The film, which was screened as the opening film of Indian Panorama section at the recently-concluded International Film Festival of India (IFFI), was one of the first films for which delegate reservation was full.
‘Kanyaka Talkies’, the debut feature film of national award-winning documentary filmmaker K R Manoj, is built around a C-class theatre-turned-church. Based on a story by P V Shajikumar, the film dissects an array of themes that are juxtaposed and analysed inside the narrative. “Desire gives rise to guilt, which in turn vindicates the relevance of religion. The film explores the contradictions and interconnections,” says Manoj.

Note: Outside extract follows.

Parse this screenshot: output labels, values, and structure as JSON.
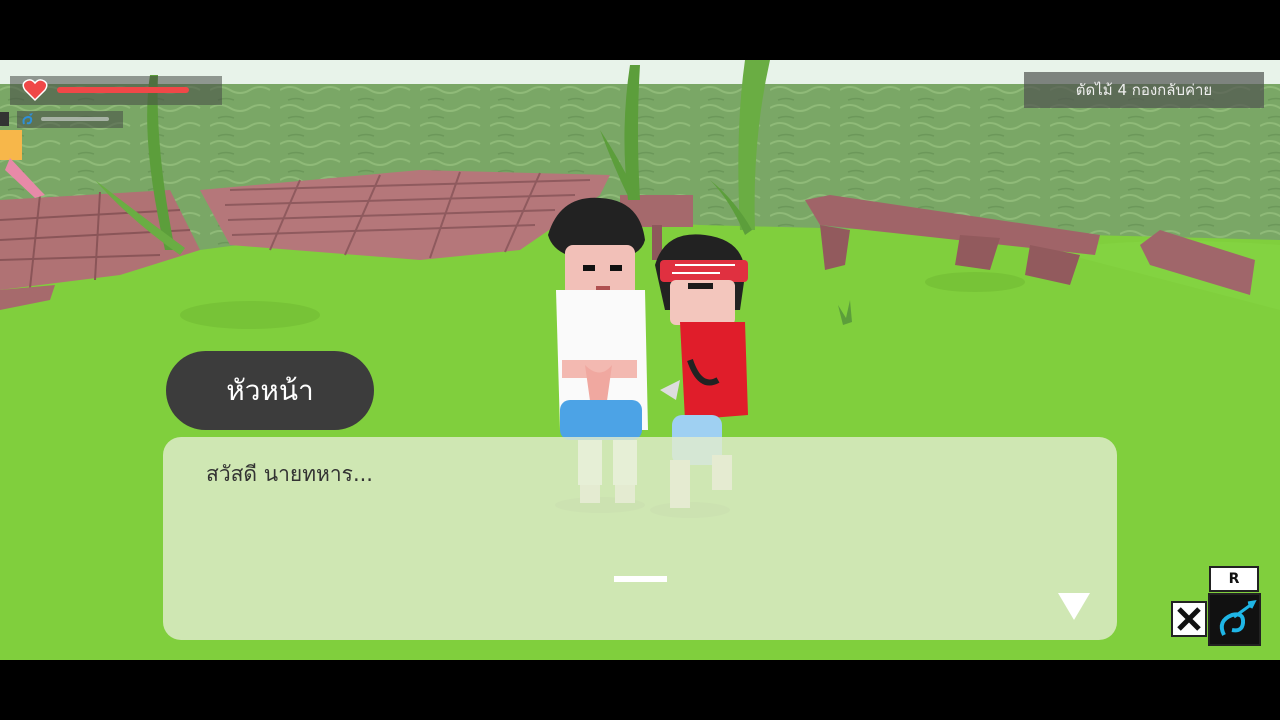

He says though the film traces the theatre’s makeover into a place of worship, it’s not a nostalgic trip. “It touches upon graver areas like desire and guilt that springs from passion. The theatre used to screen soft-porn films and the film zooms into the lives of a handful of people who are affected by it,” says Manoj.
The characters in the film include a guilt-ridden owner who donates the theatre to the diocese, a priest in charge of the church haunted by voices and an acting aspirant who ends up as a home-nurse.
Soundscape in the film is an integral part of its narrative and Manoj says he was keen on having a brilliant technical crew on board.
“‘Kanyaka Talkies’ was filmed with live sound sound and M Harikumar was the recordist. Sound design is by Rajeevan Ayyappan, who has worked for Mira Nair’s ‘The Reluctant Fundamentalist’. Other noted names involved with the film are cinematographer Shehnad Jalaal and editor Mahesh Narayanan,” he adds.
The film has one more screening at IFFK.